I can hold that rifle all day long, and it cocks with very little effort. So — at the end of the day — yes, it’s my favorite airgun.
Who you gonna call?
Diana 27s aren’t made anymore, so where does that leave us? Well, it leaves me looking for airguns that are still available and just as easy to shoot. That’s why I was so excited about the Air Venturi Bronco. It was easy to hold and shoot and accurate enough to do all the things I wanted to do. And, during the time it was available, I could just tell someone to get a Bronco and be done with it. I knew that rifle would not disappoint. But the Bronco’s no longer available, and it isn’t coming back. Which leaves me looking for a replacement.
That’s why I got so excited about the new Walther Terrus. I even bought the one I tested! The Terrus costs $100 more than the Bronco sold for, but at this time it’s the lowest-priced spring gun I can recommend without any reservations. Yes, there are a lot of springers selling for less than the Terrus, and what does that tell you?
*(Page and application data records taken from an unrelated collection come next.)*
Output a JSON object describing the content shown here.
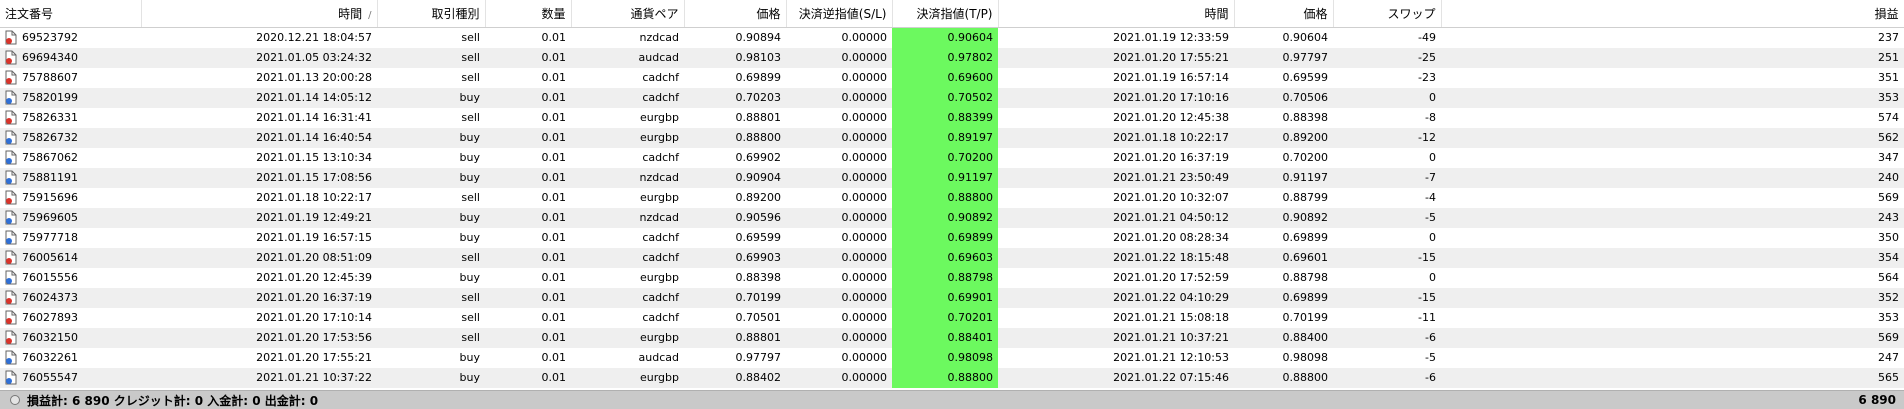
{
  "columns": {
    "ticket": "注文番号",
    "open_time": "時間",
    "type": "取引種別",
    "volume": "数量",
    "symbol": "通貨ペア",
    "open_price": "価格",
    "sl": "決済逆指値(S/L)",
    "tp": "決済指値(T/P)",
    "close_time": "時間",
    "close_price": "価格",
    "swap": "スワップ",
    "profit": "損益"
  },
  "sort_indicator": "/",
  "rows": [
    {
      "ticket": "69523792",
      "open_time": "2020.12.21 18:04:57",
      "type": "sell",
      "volume": "0.01",
      "symbol": "nzdcad",
      "open_price": "0.90894",
      "sl": "0.00000",
      "tp": "0.90604",
      "close_time": "2021.01.19 12:33:59",
      "close_price": "0.90604",
      "swap": "-49",
      "profit": "237"
    },
    {
      "ticket": "69694340",
      "open_time": "2021.01.05 03:24:32",
      "type": "sell",
      "volume": "0.01",
      "symbol": "audcad",
      "open_price": "0.98103",
      "sl": "0.00000",
      "tp": "0.97802",
      "close_time": "2021.01.20 17:55:21",
      "close_price": "0.97797",
      "swap": "-25",
      "profit": "251"
    },
    {
      "ticket": "75788607",
      "open_time": "2021.01.13 20:00:28",
      "type": "sell",
      "volume": "0.01",
      "symbol": "cadchf",
      "open_price": "0.69899",
      "sl": "0.00000",
      "tp": "0.69600",
      "close_time": "2021.01.19 16:57:14",
      "close_price": "0.69599",
      "swap": "-23",
      "profit": "351"
    },
    {
      "ticket": "75820199",
      "open_time": "2021.01.14 14:05:12",
      "type": "buy",
      "volume": "0.01",
      "symbol": "cadchf",
      "open_price": "0.70203",
      "sl": "0.00000",
      "tp": "0.70502",
      "close_time": "2021.01.20 17:10:16",
      "close_price": "0.70506",
      "swap": "0",
      "profit": "353"
    },
    {
      "ticket": "75826331",
      "open_time": "2021.01.14 16:31:41",
      "type": "sell",
      "volume": "0.01",
      "symbol": "eurgbp",
      "open_price": "0.88801",
      "sl": "0.00000",
      "tp": "0.88399",
      "close_time": "2021.01.20 12:45:38",
      "close_price": "0.88398",
      "swap": "-8",
      "profit": "574"
    },
    {
      "ticket": "75826732",
      "open_time": "2021.01.14 16:40:54",
      "type": "buy",
      "volume": "0.01",
      "symbol": "eurgbp",
      "open_price": "0.88800",
      "sl": "0.00000",
      "tp": "0.89197",
      "close_time": "2021.01.18 10:22:17",
      "close_price": "0.89200",
      "swap": "-12",
      "profit": "562"
    },
    {
      "ticket": "75867062",
      "open_time": "2021.01.15 13:10:34",
      "type": "buy",
      "volume": "0.01",
      "symbol": "cadchf",
      "open_price": "0.69902",
      "sl": "0.00000",
      "tp": "0.70200",
      "close_time": "2021.01.20 16:37:19",
      "close_price": "0.70200",
      "swap": "0",
      "profit": "347"
    },
    {
      "ticket": "75881191",
      "open_time": "2021.01.15 17:08:56",
      "type": "buy",
      "volume": "0.01",
      "symbol": "nzdcad",
      "open_price": "0.90904",
      "sl": "0.00000",
      "tp": "0.91197",
      "close_time": "2021.01.21 23:50:49",
      "close_price": "0.91197",
      "swap": "-7",
      "profit": "240"
    },
    {
      "ticket": "75915696",
      "open_time": "2021.01.18 10:22:17",
      "type": "sell",
      "volume": "0.01",
      "symbol": "eurgbp",
      "open_price": "0.89200",
      "sl": "0.00000",
      "tp": "0.88800",
      "close_time": "2021.01.20 10:32:07",
      "close_price": "0.88799",
      "swap": "-4",
      "profit": "569"
    },
    {
      "ticket": "75969605",
      "open_time": "2021.01.19 12:49:21",
      "type": "buy",
      "volume": "0.01",
      "symbol": "nzdcad",
      "open_price": "0.90596",
      "sl": "0.00000",
      "tp": "0.90892",
      "close_time": "2021.01.21 04:50:12",
      "close_price": "0.90892",
      "swap": "-5",
      "profit": "243"
    },
    {
      "ticket": "75977718",
      "open_time": "2021.01.19 16:57:15",
      "type": "buy",
      "volume": "0.01",
      "symbol": "cadchf",
      "open_price": "0.69599",
      "sl": "0.00000",
      "tp": "0.69899",
      "close_time": "2021.01.20 08:28:34",
      "close_price": "0.69899",
      "swap": "0",
      "profit": "350"
    },
    {
      "ticket": "76005614",
      "open_time": "2021.01.20 08:51:09",
      "type": "sell",
      "volume": "0.01",
      "symbol": "cadchf",
      "open_price": "0.69903",
      "sl": "0.00000",
      "tp": "0.69603",
      "close_time": "2021.01.22 18:15:48",
      "close_price": "0.69601",
      "swap": "-15",
      "profit": "354"
    },
    {
      "ticket": "76015556",
      "open_time": "2021.01.20 12:45:39",
      "type": "buy",
      "volume": "0.01",
      "symbol": "eurgbp",
      "open_price": "0.88398",
      "sl": "0.00000",
      "tp": "0.88798",
      "close_time": "2021.01.20 17:52:59",
      "close_price": "0.88798",
      "swap": "0",
      "profit": "564"
    },
    {
      "ticket": "76024373",
      "open_time": "2021.01.20 16:37:19",
      "type": "sell",
      "volume": "0.01",
      "symbol": "cadchf",
      "open_price": "0.70199",
      "sl": "0.00000",
      "tp": "0.69901",
      "close_time": "2021.01.22 04:10:29",
      "close_price": "0.69899",
      "swap": "-15",
      "profit": "352"
    },
    {
      "ticket": "76027893",
      "open_time": "2021.01.20 17:10:14",
      "type": "sell",
      "volume": "0.01",
      "symbol": "cadchf",
      "open_price": "0.70501",
      "sl": "0.00000",
      "tp": "0.70201",
      "close_time": "2021.01.21 15:08:18",
      "close_price": "0.70199",
      "swap": "-11",
      "profit": "353"
    },
    {
      "ticket": "76032150",
      "open_time": "2021.01.20 17:53:56",
      "type": "sell",
      "volume": "0.01",
      "symbol": "eurgbp",
      "open_price": "0.88801",
      "sl": "0.00000",
      "tp": "0.88401",
      "close_time": "2021.01.21 10:37:21",
      "close_price": "0.88400",
      "swap": "-6",
      "profit": "569"
    },
    {
      "ticket": "76032261",
      "open_time": "2021.01.20 17:55:21",
      "type": "buy",
      "volume": "0.01",
      "symbol": "audcad",
      "open_price": "0.97797",
      "sl": "0.00000",
      "tp": "0.98098",
      "close_time": "2021.01.21 12:10:53",
      "close_price": "0.98098",
      "swap": "-5",
      "profit": "247"
    },
    {
      "ticket": "76055547",
      "open_time": "2021.01.21 10:37:22",
      "type": "buy",
      "volume": "0.01",
      "symbol": "eurgbp",
      "open_price": "0.88402",
      "sl": "0.00000",
      "tp": "0.88800",
      "close_time": "2021.01.22 07:15:46",
      "close_price": "0.88800",
      "swap": "-6",
      "profit": "565"
    }
  ],
  "footer": {
    "summary": "損益計: 6 890  クレジット計: 0  入金計: 0  出金計: 0",
    "total": "6 890"
  },
  "colors": {
    "tp_highlight": "#6cf95f",
    "sell_icon": "#d9342b",
    "buy_icon": "#2f6fd6"
  },
  "icons": {
    "sell": "document-sell-icon",
    "buy": "document-buy-icon"
  }
}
Please don’t get angry. I need a rock-solid spring gun I can recommend to anyone without reservations. I don’t need a gun that needs apologies and a boatload of tuning and special understanding before it can please its new owner. The Terrus pleases people right out of the box with no excuses. Show me a gun that’s as good for less money and I’ll recommend it.
Maybe this isn’t for you
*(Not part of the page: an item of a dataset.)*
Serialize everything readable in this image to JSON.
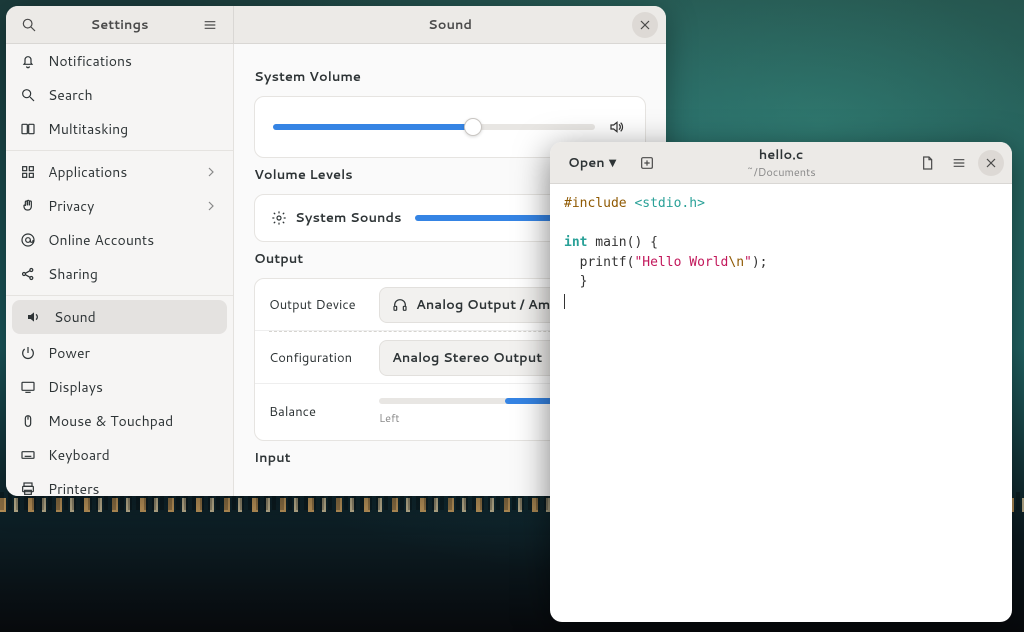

Some of our blog readers are extremely well-versed on the airguns that are out there. You know how to find a Diana 27 (or a BSA Meteor, Falke model 60, or an FWB 124) on your own. You don’t need my advice. But I talk to brand-new airgunners all the time, and I’m darned if I’m going to spend 30 minutes with each of them, trying to explain why such-and-such an airgun is fine, if you only do this and that to it! So, at this time, the Terrus is it. If they have a little more money to spend, or if they just want something that’s more powerful, I keep the Diana 34P in my back pocket.
When airgunners mature
After they get into airguns with both feet and learn what’s out there, we can discuss the merits of the TX200 Mark III versus the HW 97K. If they slip over to the dark side (precharged pneumatics), I can go there, too. And, if they just want a warm old-school rifle crafted from nice wood and finely blued steel, we can talk about the advantages of the Webley Osprey and the BSF S55. But that’s after they know something about airguns.
In the beginning, a lot of them don’t know anything beyond what they’ve seen at the local discount store, which is where I have to begin. Discount store airguns have put them so far behind the curve that we have a long way to go just to get them back to the starting point. A lot of them, for example, think that 1400 f.p.s. means something good.
What brought this up?
Why am I writing about this subject today? Because yesterday I told you about a rifle I’m evaluating that has many of the positive attributes I’m discussing here. It cocks easily, fires smoothly, is lightweight and, from the evidence you saw on the final target, is relatively accurate. No, it won’t shoot alongside my TX200; but, as I explained up front, it doesn’t have to. It just has to be a decent airgun according to my definition. It needs to have certain characteristics:
- Easy to cock
- Good open sights
- Good trigger
- Good price
I want a gun that’s so good that its positive points continue to reveal themselves to its owner years after it was purchased. As they mature in the sport, they see their gun in a renewed and increasingly more critical light — and it continues to amaze them. If you haven’t yet had that experience with an airgun, you either haven’t shot them long enough or you have the wrong guns. You certainly haven’t owned a Diana 27.